Input data —
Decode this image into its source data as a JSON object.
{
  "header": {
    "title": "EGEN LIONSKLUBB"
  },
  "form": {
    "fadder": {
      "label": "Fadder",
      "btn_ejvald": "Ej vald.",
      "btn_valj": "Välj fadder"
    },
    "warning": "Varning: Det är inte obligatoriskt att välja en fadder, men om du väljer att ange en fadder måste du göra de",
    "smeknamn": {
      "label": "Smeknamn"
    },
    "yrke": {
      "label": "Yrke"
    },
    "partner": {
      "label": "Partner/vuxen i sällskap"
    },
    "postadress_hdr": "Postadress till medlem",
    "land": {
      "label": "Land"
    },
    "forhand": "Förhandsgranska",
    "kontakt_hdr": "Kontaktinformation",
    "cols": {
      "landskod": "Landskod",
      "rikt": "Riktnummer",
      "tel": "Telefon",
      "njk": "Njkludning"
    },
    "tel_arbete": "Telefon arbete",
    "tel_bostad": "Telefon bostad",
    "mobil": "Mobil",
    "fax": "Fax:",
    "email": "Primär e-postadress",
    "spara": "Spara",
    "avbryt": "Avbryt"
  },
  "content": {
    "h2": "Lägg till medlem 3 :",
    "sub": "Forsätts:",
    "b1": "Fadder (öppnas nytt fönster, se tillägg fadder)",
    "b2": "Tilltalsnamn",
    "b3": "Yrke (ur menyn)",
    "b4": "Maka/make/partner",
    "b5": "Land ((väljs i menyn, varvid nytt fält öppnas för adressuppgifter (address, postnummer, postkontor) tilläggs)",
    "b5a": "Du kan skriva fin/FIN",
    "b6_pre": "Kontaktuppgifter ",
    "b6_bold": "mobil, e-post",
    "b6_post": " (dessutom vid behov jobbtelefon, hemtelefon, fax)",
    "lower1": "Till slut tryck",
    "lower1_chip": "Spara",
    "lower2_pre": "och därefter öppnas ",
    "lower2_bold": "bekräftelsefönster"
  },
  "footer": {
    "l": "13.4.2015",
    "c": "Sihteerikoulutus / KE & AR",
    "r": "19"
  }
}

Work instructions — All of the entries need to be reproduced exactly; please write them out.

Exercise result —
Decode this image into its source data as a JSON object.
{
  "header": {
    "title": "EGEN LIONSKLUBB"
  },
  "form": {
    "fadder": {
      "label": "Fadder",
      "btn_ejvald": "Ej vald.",
      "btn_valj": "Välj fadder"
    },
    "warning": "Varning: Det är inte obligatoriskt att välja en fadder, men om du väljer att ange en fadder måste du göra de",
    "smeknamn": {
      "label": "Smeknamn"
    },
    "yrke": {
      "label": "Yrke"
    },
    "partner": {
      "label": "Partner/vuxen i sällskap"
    },
    "postadress_hdr": "Postadress till medlem",
    "land": {
      "label": "Land"
    },
    "forhand": "Förhandsgranska",
    "kontakt_hdr": "Kontaktinformation",
    "cols": {
      "landskod": "Landskod",
      "rikt": "Riktnummer",
      "tel": "Telefon",
      "njk": "Njkludning"
    },
    "tel_arbete": "Telefon arbete",
    "tel_bostad": "Telefon bostad",
    "mobil": "Mobil",
    "fax": "Fax:",
    "email": "Primär e-postadress",
    "spara": "Spara",
    "avbryt": "Avbryt"
  },
  "content": {
    "h2": "Lägg till medlem 3 :",
    "sub": "Forsätts:",
    "b1": "Fadder (öppnas nytt fönster, se tillägg fadder)",
    "b2": "Tilltalsnamn",
    "b3": "Yrke (ur menyn)",
    "b4": "Maka/make/partner",
    "b5": "Land ((väljs i menyn, varvid nytt fält öppnas för adressuppgifter (address, postnummer, postkontor) tilläggs)",
    "b5a": "Du kan skriva fin/FIN",
    "b6_pre": "Kontaktuppgifter ",
    "b6_bold": "mobil, e-post",
    "b6_post": " (dessutom vid behov jobbtelefon, hemtelefon, fax)",
    "lower1": "Till slut tryck",
    "lower1_chip": "Spara",
    "lower2_pre": "och därefter öppnas ",
    "lower2_bold": "bekräftelsefönster"
  },
  "footer": {
    "l": "13.4.2015",
    "c": "Sihteerikoulutus / KE & AR",
    "r": "19"
  }
}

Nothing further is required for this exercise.